Additional Key Highlights:
University of Maine
- UMaine buys over $600,000 per year from Maine businesses, including beef, pork, milk, cheese, Maine seafood, apples, beets, blueberries, carrots, kale, tomatoes, and squash.
- Fun Fact - 11,000 Maine beef hamburger patties were purchased in one month for all dining facilities.
- Through the Lakeside Farms partnership, Glenn now has a consistent supply of a few crops. This allowed him to build these crops into his inventory system, allowing individual dining hall managers to see these local items listed in their recipes and lists for ordering – allowing it to be more institutionalized from week to week.

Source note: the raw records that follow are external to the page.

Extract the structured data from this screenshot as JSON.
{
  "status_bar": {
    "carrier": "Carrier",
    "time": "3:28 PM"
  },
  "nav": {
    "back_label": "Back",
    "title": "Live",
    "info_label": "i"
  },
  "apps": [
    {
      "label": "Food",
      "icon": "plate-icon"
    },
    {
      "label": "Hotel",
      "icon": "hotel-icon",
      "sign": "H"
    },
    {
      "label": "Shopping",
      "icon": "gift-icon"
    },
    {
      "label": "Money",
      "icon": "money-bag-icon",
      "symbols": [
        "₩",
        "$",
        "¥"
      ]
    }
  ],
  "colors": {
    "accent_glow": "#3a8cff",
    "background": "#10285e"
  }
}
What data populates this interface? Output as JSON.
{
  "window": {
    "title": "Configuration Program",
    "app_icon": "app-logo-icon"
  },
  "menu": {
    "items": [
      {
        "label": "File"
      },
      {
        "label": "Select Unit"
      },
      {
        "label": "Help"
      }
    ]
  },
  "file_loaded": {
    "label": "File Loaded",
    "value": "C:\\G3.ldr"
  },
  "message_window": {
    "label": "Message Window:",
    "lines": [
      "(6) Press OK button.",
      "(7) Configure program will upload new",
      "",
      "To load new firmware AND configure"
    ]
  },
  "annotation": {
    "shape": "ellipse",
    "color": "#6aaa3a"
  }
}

- Contracts and RFPs are providing an opportunity for UMaine to include language about local foods in order to have stronger partnerships with their vendors.

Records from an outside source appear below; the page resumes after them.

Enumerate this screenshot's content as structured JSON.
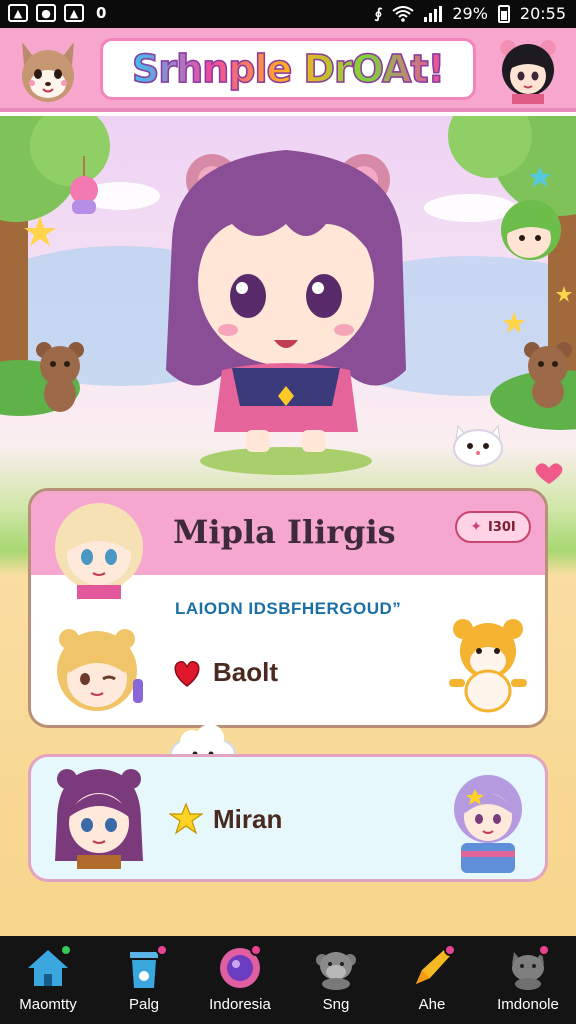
{
  "status_bar": {
    "left_icons": [
      "notification-icon",
      "notification-icon",
      "gallery-icon"
    ],
    "extra_indicator": "0",
    "battery": "29%",
    "time": "20:55"
  },
  "header": {
    "title": "Srhnple DrOAt!"
  },
  "card_one": {
    "name": "Mipla Ilirgis",
    "badge_label": "I30I",
    "subtitle": "LAIODN IDSBFHERGOUD”",
    "item_label": "Baolt"
  },
  "card_two": {
    "item_label": "Miran"
  },
  "bottom_nav": {
    "items": [
      {
        "label": "Maomtty",
        "icon": "home-icon",
        "dot": "#34c759"
      },
      {
        "label": "Palg",
        "icon": "trash-icon",
        "dot": "#e84393"
      },
      {
        "label": "Indoresia",
        "icon": "orb-icon",
        "dot": "#e84393"
      },
      {
        "label": "Sng",
        "icon": "gorilla-icon",
        "dot": null
      },
      {
        "label": "Ahe",
        "icon": "pen-icon",
        "dot": "#e84393"
      },
      {
        "label": "Imdonole",
        "icon": "pet-icon",
        "dot": "#e84393"
      }
    ]
  },
  "colors": {
    "header_pink": "#f7a7cd",
    "accent_pink": "#e84393",
    "subtitle_blue": "#1a70a6",
    "nav_bg": "#141414"
  }
}
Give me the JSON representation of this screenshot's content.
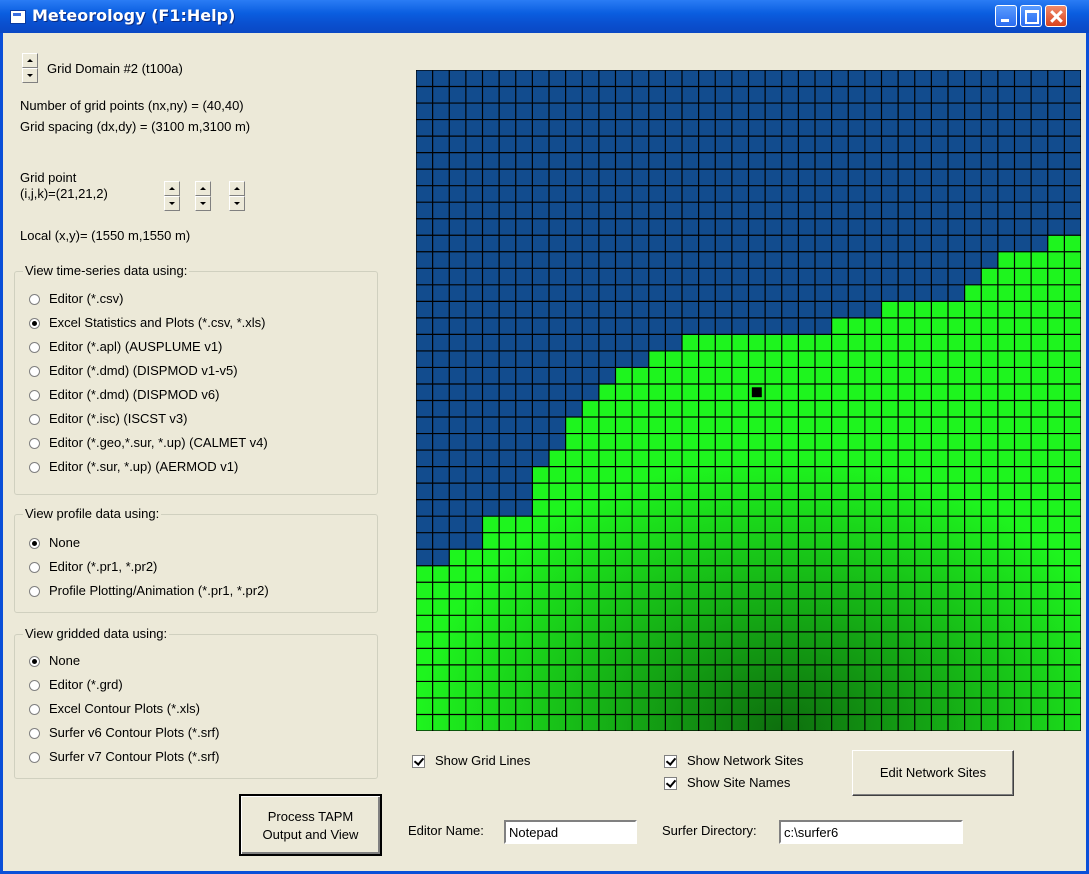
{
  "window": {
    "title": "Meteorology (F1:Help)"
  },
  "domain": {
    "label": "Grid Domain #2 (t100a)"
  },
  "info": {
    "grid_points": "Number of grid points (nx,ny) = (40,40)",
    "grid_spacing": "Grid spacing (dx,dy) = (3100 m,3100 m)",
    "grid_point_line1": "Grid point",
    "grid_point_line2": "(i,j,k)=(21,21,2)",
    "local": "Local (x,y)= (1550 m,1550 m)"
  },
  "timeseries": {
    "caption": "View time-series data using:",
    "options": [
      "Editor (*.csv)",
      "Excel Statistics and Plots (*.csv, *.xls)",
      "Editor (*.apl) (AUSPLUME v1)",
      "Editor (*.dmd) (DISPMOD v1-v5)",
      "Editor (*.dmd) (DISPMOD v6)",
      "Editor (*.isc) (ISCST v3)",
      "Editor (*.geo,*.sur, *.up) (CALMET v4)",
      "Editor (*.sur, *.up) (AERMOD v1)"
    ],
    "selected": 1
  },
  "profile": {
    "caption": "View profile data using:",
    "options": [
      "None",
      "Editor (*.pr1, *.pr2)",
      "Profile Plotting/Animation (*.pr1, *.pr2)"
    ],
    "selected": 0
  },
  "gridded": {
    "caption": "View gridded data using:",
    "options": [
      "None",
      "Editor (*.grd)",
      "Excel Contour Plots (*.xls)",
      "Surfer v6 Contour Plots (*.srf)",
      "Surfer v7 Contour Plots (*.srf)"
    ],
    "selected": 0
  },
  "process_button": {
    "line1": "Process TAPM",
    "line2": "Output and View"
  },
  "options": {
    "show_grid_lines": "Show Grid Lines",
    "show_network_sites": "Show Network Sites",
    "show_site_names": "Show Site Names",
    "edit_network_sites": "Edit Network Sites"
  },
  "editor": {
    "label": "Editor Name:",
    "value": "Notepad"
  },
  "surfer": {
    "label": "Surfer Directory:",
    "value": "c:\\surfer6"
  },
  "map": {
    "grid_cells": 40,
    "colors": {
      "sea": "#124c8e",
      "land": "#1ef51e",
      "grid": "#000000",
      "site": "#000000"
    },
    "coast_profile": [
      10,
      10,
      11,
      11,
      13,
      13,
      13,
      16,
      17,
      19,
      20,
      21,
      22,
      22,
      23,
      23,
      24,
      24,
      24,
      24,
      24,
      24,
      24,
      24,
      24,
      25,
      25,
      25,
      26,
      26,
      26,
      26,
      26,
      27,
      28,
      29,
      29,
      29,
      30,
      30
    ],
    "site_cell": [
      20,
      19
    ]
  }
}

St. Joseph’s College
- The college was previously an account with Bon Appetit, but Stuart helped the College make the move towards becoming a self-operated dining facility.
- They have a campus-based farm with a farm manager, which allows them to source many items when in-season.
- Pearson’s Café partners with a variety of local farmers both directly, and indirectly via their distributors.
- Stuart and his team work with local community agencies to package foods that are not used in dining for use in local food pantries.
Session participants also were able to learn more about Farm Fresh Rhode Island and their programs, including Market Mobile, a cooperative delivery system that includes online ordering; Harvest Kitchen which provides culinary and allows for value-added production for farmers; Veggie Box, a subscription service for businesses who want access to local foods; and RI Farm to School efforts.
Both of the sessions offered at NACUFS allowed for important information sharing and discussion about creating a more successful local foods program, the promotion of local foods leaders on campuses in our region, and encouragement for ongoing dialogue. FINE looks forward to ongoing opportunities to connect with NACUFS and other existing networks in our region to support farm to college efforts.